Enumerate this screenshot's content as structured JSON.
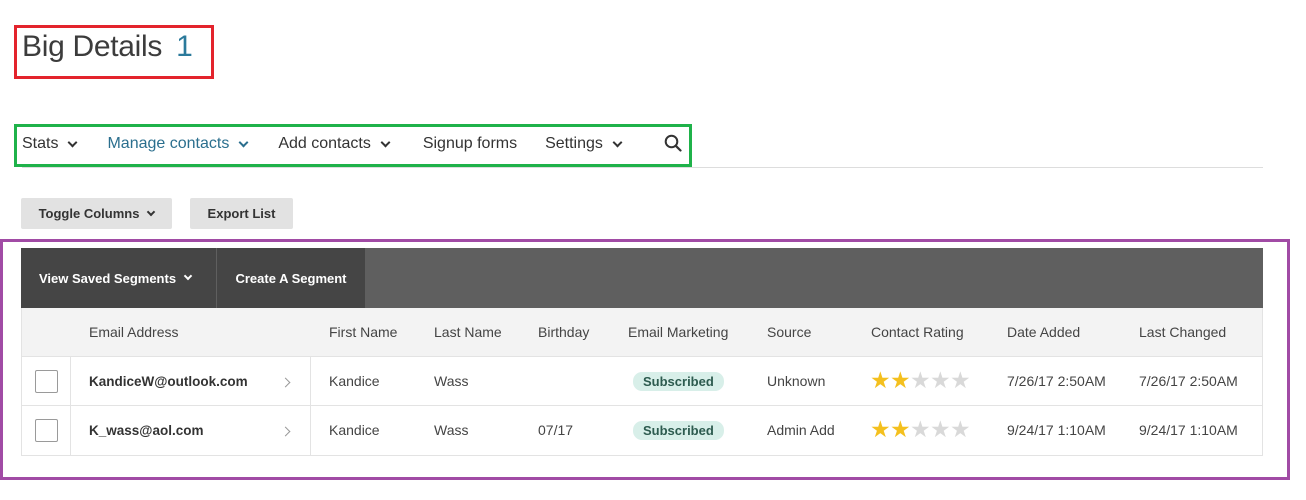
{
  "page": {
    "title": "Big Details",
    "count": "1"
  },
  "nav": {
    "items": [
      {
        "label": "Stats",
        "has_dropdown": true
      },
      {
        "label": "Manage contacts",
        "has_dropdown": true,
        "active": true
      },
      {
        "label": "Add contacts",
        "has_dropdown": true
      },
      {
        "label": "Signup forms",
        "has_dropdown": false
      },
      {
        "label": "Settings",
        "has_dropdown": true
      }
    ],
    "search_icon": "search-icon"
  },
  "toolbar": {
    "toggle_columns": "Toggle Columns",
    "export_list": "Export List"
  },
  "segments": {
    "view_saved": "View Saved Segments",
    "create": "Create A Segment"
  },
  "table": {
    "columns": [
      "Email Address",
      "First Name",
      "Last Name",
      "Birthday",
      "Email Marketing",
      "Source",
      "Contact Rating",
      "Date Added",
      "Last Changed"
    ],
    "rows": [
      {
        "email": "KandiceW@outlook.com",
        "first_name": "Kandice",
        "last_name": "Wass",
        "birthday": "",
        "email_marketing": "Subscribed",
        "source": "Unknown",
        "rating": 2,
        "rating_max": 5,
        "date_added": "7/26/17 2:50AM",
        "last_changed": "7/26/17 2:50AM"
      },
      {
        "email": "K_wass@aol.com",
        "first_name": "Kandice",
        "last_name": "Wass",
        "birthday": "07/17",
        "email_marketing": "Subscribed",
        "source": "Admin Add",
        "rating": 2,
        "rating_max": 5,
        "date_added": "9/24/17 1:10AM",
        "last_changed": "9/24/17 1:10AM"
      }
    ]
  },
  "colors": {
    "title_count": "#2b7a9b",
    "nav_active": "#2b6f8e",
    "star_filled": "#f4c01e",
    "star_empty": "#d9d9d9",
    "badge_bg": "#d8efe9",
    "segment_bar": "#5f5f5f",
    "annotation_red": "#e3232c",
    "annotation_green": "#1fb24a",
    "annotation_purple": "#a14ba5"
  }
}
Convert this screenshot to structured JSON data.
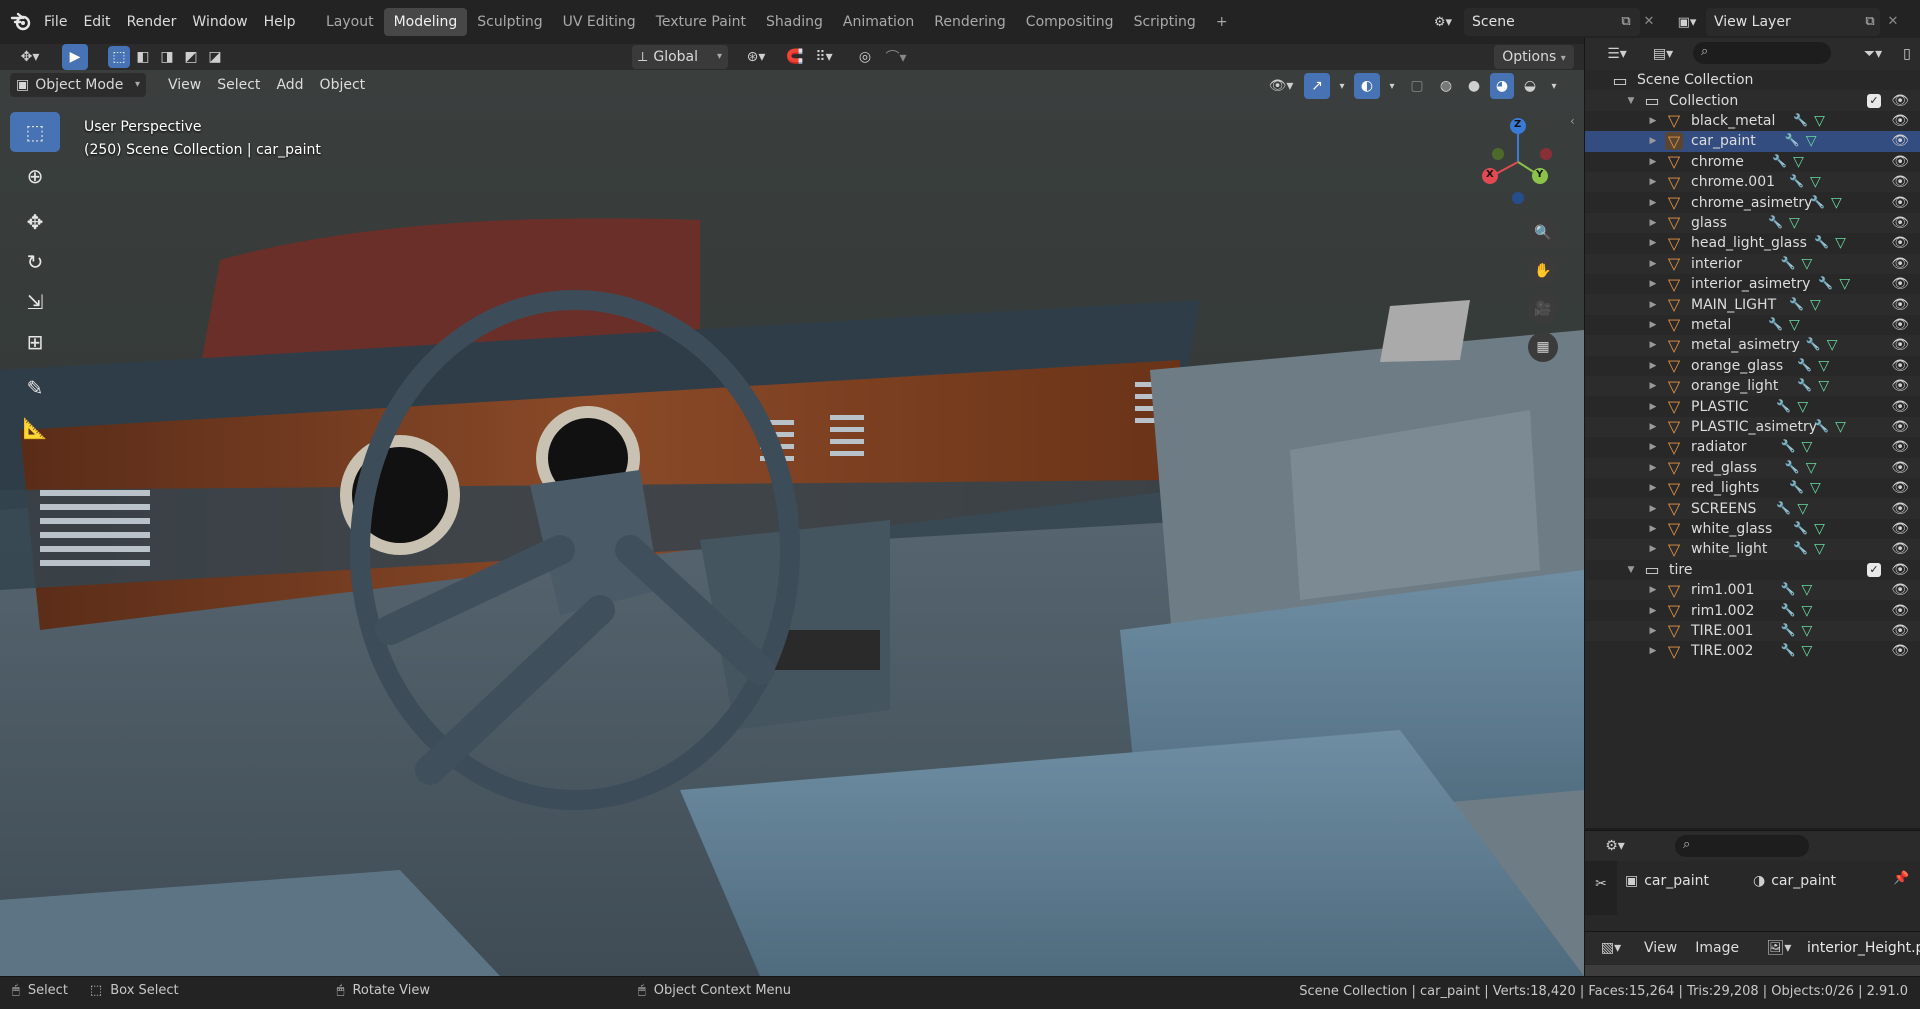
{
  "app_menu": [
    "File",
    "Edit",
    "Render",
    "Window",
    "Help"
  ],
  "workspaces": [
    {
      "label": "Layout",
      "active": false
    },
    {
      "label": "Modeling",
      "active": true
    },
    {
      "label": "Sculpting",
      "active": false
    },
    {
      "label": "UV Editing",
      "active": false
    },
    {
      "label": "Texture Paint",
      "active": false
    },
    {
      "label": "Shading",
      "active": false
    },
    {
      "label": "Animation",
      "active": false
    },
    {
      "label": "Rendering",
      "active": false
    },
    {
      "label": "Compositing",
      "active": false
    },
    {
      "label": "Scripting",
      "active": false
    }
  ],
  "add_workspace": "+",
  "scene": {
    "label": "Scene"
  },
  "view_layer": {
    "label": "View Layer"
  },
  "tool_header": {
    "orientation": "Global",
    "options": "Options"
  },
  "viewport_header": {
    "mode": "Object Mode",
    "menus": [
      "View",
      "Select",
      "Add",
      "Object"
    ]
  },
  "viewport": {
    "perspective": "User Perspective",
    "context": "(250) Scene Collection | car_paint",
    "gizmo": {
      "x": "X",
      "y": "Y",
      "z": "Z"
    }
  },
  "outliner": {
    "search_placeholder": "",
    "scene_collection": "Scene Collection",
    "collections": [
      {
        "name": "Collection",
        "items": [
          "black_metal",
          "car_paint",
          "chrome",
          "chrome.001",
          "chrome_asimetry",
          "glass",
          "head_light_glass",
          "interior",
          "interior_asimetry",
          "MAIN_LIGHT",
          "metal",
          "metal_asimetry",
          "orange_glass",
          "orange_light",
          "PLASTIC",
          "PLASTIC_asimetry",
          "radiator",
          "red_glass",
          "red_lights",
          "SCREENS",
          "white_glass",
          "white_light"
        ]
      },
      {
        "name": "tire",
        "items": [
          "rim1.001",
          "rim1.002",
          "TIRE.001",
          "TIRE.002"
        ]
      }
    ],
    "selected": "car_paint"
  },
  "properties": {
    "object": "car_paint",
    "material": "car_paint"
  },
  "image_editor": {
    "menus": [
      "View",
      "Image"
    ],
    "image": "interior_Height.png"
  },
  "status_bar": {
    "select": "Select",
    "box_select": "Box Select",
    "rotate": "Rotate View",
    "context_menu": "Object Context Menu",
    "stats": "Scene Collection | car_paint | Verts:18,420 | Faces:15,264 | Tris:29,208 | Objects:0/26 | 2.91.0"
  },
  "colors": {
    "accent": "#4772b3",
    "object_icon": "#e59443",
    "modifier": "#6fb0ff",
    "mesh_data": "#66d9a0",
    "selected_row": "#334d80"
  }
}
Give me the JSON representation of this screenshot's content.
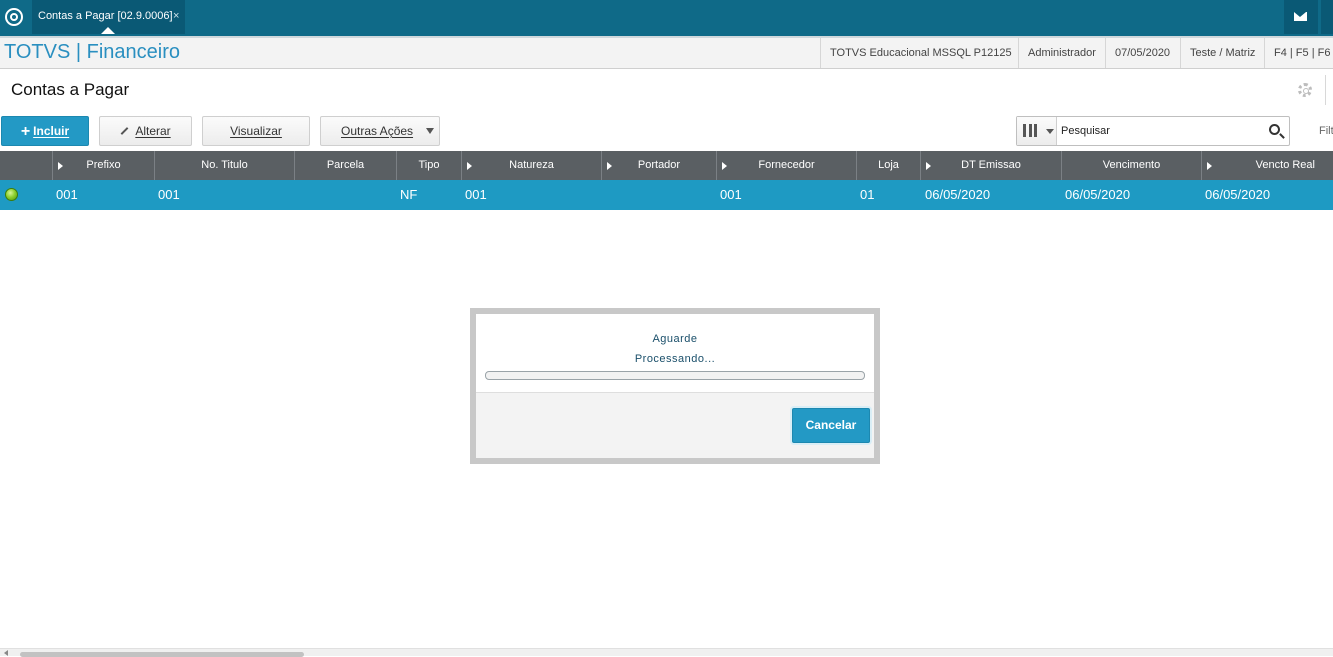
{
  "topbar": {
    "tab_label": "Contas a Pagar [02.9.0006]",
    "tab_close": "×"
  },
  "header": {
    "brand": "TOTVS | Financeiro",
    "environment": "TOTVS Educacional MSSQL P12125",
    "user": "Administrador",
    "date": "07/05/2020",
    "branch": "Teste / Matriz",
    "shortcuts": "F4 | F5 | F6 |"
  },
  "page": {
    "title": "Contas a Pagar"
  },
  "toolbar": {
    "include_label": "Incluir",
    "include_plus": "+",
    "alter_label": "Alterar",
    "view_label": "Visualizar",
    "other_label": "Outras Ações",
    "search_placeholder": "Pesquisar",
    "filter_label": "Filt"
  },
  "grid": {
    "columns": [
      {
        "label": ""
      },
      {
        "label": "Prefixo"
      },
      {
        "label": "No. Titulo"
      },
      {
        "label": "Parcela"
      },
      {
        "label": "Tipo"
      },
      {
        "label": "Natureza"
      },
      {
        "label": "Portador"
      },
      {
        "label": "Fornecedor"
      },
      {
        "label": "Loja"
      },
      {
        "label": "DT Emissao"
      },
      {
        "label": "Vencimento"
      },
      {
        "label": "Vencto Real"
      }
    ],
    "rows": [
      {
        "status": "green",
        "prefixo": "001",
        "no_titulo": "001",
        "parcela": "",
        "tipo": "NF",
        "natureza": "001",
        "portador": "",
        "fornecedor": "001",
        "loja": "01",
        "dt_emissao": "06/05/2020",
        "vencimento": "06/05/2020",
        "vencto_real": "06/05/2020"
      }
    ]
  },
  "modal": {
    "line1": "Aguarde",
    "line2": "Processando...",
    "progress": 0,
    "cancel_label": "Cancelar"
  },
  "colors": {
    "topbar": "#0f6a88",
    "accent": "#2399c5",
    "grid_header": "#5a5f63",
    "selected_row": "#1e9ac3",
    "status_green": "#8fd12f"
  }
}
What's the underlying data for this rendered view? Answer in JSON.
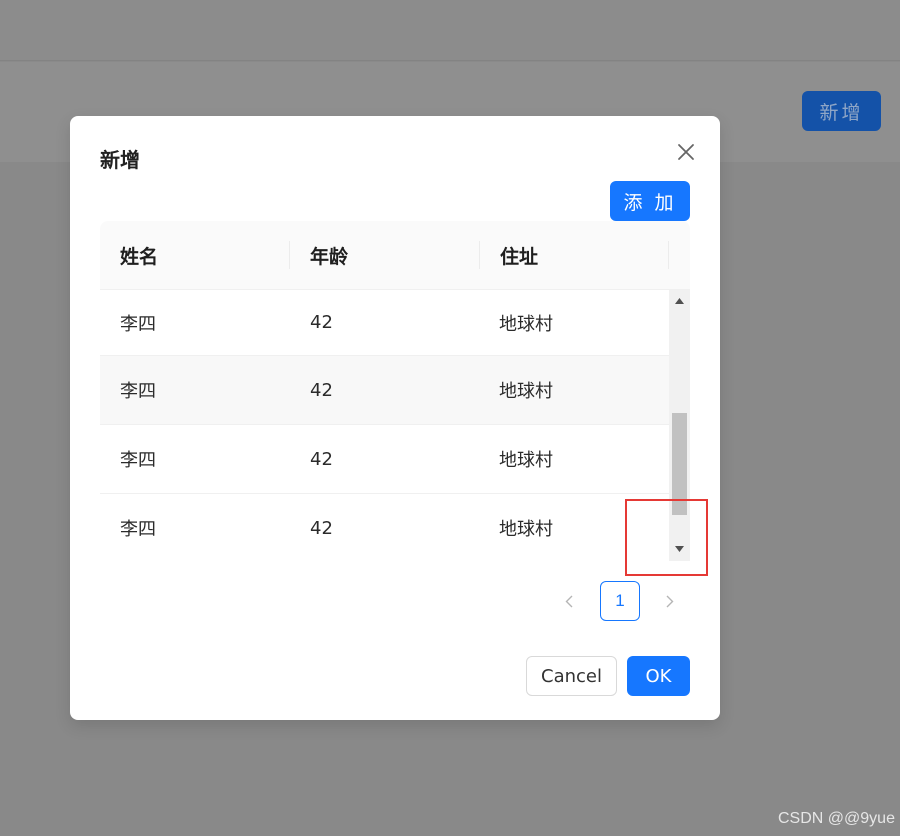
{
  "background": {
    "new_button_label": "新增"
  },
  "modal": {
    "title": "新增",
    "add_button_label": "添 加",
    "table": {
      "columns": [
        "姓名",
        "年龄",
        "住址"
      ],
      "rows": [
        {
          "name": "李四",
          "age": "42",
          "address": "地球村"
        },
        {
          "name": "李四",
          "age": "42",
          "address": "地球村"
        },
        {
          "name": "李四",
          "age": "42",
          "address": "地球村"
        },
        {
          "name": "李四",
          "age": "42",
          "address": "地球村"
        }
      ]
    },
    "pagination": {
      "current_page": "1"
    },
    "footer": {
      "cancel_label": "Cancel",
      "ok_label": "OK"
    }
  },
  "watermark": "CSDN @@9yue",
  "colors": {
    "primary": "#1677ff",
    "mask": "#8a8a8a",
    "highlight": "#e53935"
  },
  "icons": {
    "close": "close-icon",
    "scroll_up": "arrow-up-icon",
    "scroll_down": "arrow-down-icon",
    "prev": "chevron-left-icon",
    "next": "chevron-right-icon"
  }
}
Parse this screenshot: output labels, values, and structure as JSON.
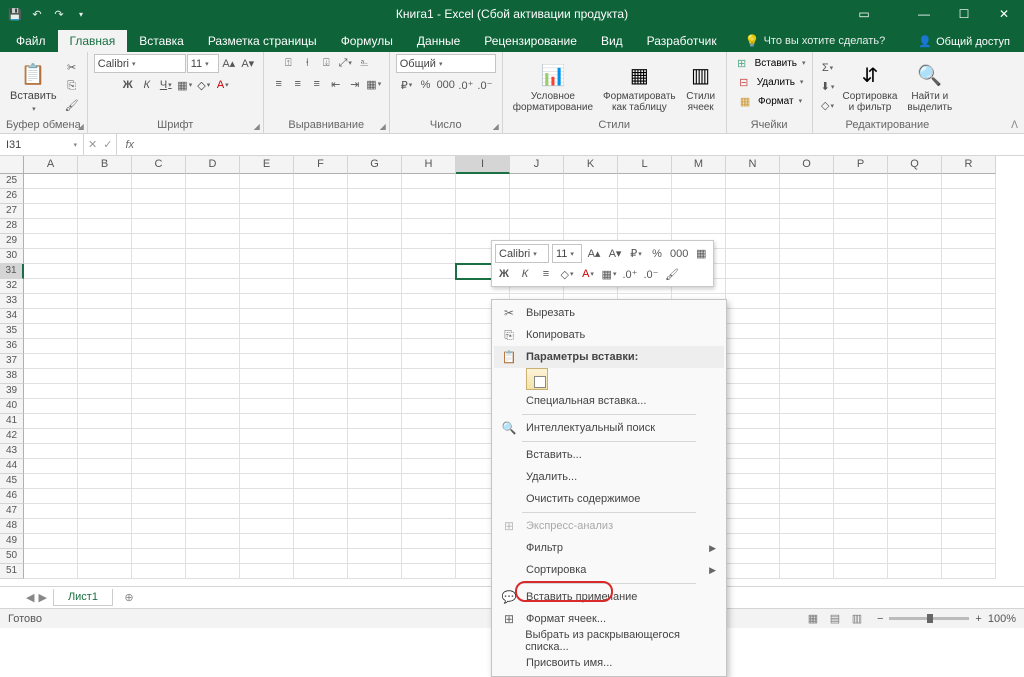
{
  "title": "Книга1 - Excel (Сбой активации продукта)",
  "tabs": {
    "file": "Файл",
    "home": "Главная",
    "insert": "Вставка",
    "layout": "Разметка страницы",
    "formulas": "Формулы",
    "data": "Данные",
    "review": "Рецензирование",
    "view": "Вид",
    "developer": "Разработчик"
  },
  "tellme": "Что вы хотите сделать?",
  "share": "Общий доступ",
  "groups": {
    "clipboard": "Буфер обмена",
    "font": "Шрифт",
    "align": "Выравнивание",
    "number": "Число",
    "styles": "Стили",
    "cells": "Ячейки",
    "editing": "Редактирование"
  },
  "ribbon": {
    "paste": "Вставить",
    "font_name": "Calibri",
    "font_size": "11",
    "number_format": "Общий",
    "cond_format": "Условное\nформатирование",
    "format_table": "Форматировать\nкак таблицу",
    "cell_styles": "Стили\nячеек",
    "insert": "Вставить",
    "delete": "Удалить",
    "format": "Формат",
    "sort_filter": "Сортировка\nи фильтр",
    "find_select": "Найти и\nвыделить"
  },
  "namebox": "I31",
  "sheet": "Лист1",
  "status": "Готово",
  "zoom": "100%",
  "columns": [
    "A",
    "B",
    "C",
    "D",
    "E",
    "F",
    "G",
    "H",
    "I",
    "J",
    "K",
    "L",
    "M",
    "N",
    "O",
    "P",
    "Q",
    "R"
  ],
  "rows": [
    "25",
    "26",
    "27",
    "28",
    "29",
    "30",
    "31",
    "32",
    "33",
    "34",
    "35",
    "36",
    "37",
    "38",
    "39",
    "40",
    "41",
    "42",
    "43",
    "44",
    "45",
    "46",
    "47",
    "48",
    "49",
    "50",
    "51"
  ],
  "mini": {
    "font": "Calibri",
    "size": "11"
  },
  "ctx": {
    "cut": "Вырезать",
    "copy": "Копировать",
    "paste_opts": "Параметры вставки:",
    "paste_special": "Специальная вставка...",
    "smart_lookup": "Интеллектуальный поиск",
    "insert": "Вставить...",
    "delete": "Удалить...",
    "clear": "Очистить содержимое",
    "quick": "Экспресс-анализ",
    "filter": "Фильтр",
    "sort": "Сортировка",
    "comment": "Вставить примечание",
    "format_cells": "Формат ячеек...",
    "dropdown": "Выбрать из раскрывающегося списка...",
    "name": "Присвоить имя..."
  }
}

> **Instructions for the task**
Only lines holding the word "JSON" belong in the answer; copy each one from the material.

> **The answer**
Enumerate this screenshot's content as structured JSON.
Convert this screenshot to structured JSON data.
Give me the JSON representation of this screenshot's content.
What's the underlying data for this rendered view? Answer in JSON.
Parse this screenshot: output labels, values, and structure as JSON.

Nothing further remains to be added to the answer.